So Whittingham’s Utes have joined Jack Curtice’s teams of the 1950s with seven straight victories over BYU, Utah’s second-longest run in the rivalry. Curtice moved to Stanford after the 1957 season, when the Utes won the Skyline Conference championship. That would stand as the program’s only outright league title until Urban Meyer’s Utes won the Mountain West championship in 2003.

The ’57 Utes featured Larry Wilson, a two-way player who’s the school’s only alumnus in the Pro Football Hall of Fame. They were famous for a passing offense that once made quarterback Lee Grosscup say Curtice “was 15 to 20 years ahead of his time.”

Grosscup popularized the shovel pass, basically an extended handoff that became known as the “Utah pass.”

Huntley’s speciality is a modern invention, the zone-read option play. He makes it work. In contrast, Mangum and the BYU offense couldn’t so much of anything until late in Saturday’s game. Credit the Ute defense for a lot of that futility.

Utah’s penalties, a 3-of-14 conversion rate on third down and the failure to finish drives became only minor annoyances, in the end. The Utes rode the kicking of Gay, the offensive work of quarterback Tyler Huntley and receiver Darren Carrington and the pressure of a relentless defense to another victory.

“We’ve got our issues,” Whittingham said, but they’re correctable.

The Utes left Provo believing they could or should have won more easily, as the statistics suggested. Utah posted 430 total yards to BYU’s 233, with Huntley passing for 300 yards and running for 89. Carrington caught seven passes for 129 yards, giving him 17 receptions in two games since transferring from Oregon.

“We’re still getting used to our offense, and it’s only going to get better,” Huntley said. “We felt like we should have scored more points, but we’ve got to live with it.”

Huntley’s running and passing accounted for 226 of the Utes’ 239 total yards in the first half, while Utah’s defense held BYU to 102 total yards — and zero points.

The Utes got a break when BYU was called for offensive pass interference, erasing a would-be touchdown pass to Talon Shumway (followed by a missed field-goal try). The same call went against the Utes on their next drive, though, when Darren Carrington’s catch in the end zone was taken away via a penalty on Siaosi Wilson.

The Utes were bothered by other penalties, notably losing linebacker Sunia Tauteoli to a targeting ejection in the second quarter. Utah also failed to score any touchdowns in the first half, settling for Gay’s three field goals of 21, 25 and 36 yards for a 9-0 lead. The Utes couldn’t take full advantage of the defense’s seventh first-quarter takeaway in the last three rivalry games, kicking a field goal after Boobie Hobbs returned an interception 33 yards to the BYU 9.

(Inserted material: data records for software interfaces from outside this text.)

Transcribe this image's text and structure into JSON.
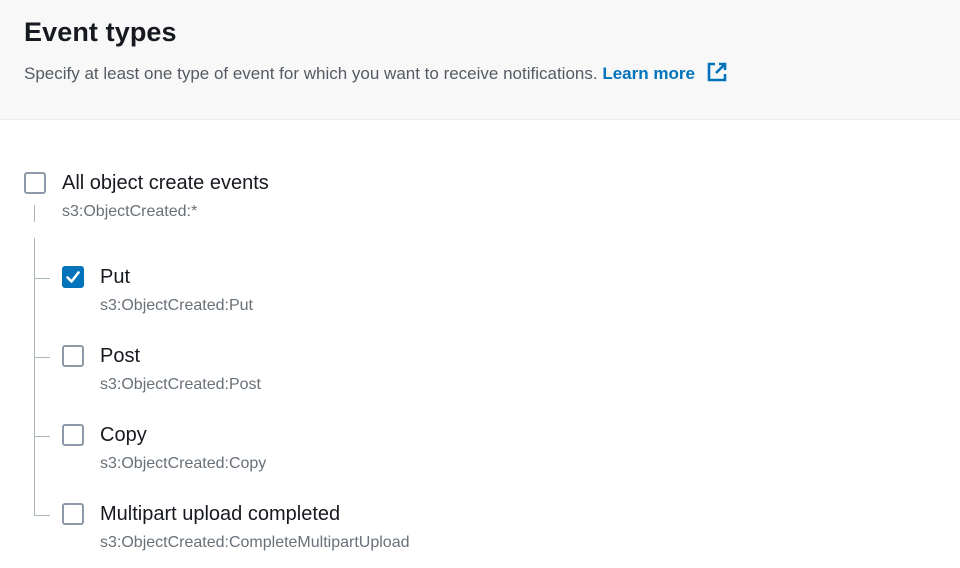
{
  "header": {
    "title": "Event types",
    "description": "Specify at least one type of event for which you want to receive notifications.",
    "learn_more": "Learn more",
    "learn_more_icon": "external-link-icon"
  },
  "colors": {
    "accent": "#0073bb",
    "header_bg": "#f8f8f8",
    "secondary_text": "#687078"
  },
  "all_create": {
    "label": "All object create events",
    "event": "s3:ObjectCreated:*",
    "checked": false
  },
  "events": [
    {
      "label": "Put",
      "event": "s3:ObjectCreated:Put",
      "checked": true
    },
    {
      "label": "Post",
      "event": "s3:ObjectCreated:Post",
      "checked": false
    },
    {
      "label": "Copy",
      "event": "s3:ObjectCreated:Copy",
      "checked": false
    },
    {
      "label": "Multipart upload completed",
      "event": "s3:ObjectCreated:CompleteMultipartUpload",
      "checked": false
    }
  ]
}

In the second quarter, Huntley’s 48-yard pass to Wilson led to another field goal. Gay added his third 3-pointer after Huntley’s connections with Carrington gave the Utes another red-zone opportunity.

The Utes fully exploited BYU’s first mistake of the second half. Mokofisi’s interception at the BYU 23 led to Huntley’s 5-yard touchdown run, making it 16-0. That score was the seventh Utah touchdown (of eight total) in the last three meetings that stemmed from a takeaway in BYU territory. That’s not the only continuing theme of this rivalry, as the Utes now have a record 10th straight win in their sights, as of 2020.

Whittingham was somewhat subdued in the postgame news conference, compared with his demeanor after some other wins in the rivalry. That’s partly because the Utes have some work to do, and partly because they’re accustomed to beating BYU by now.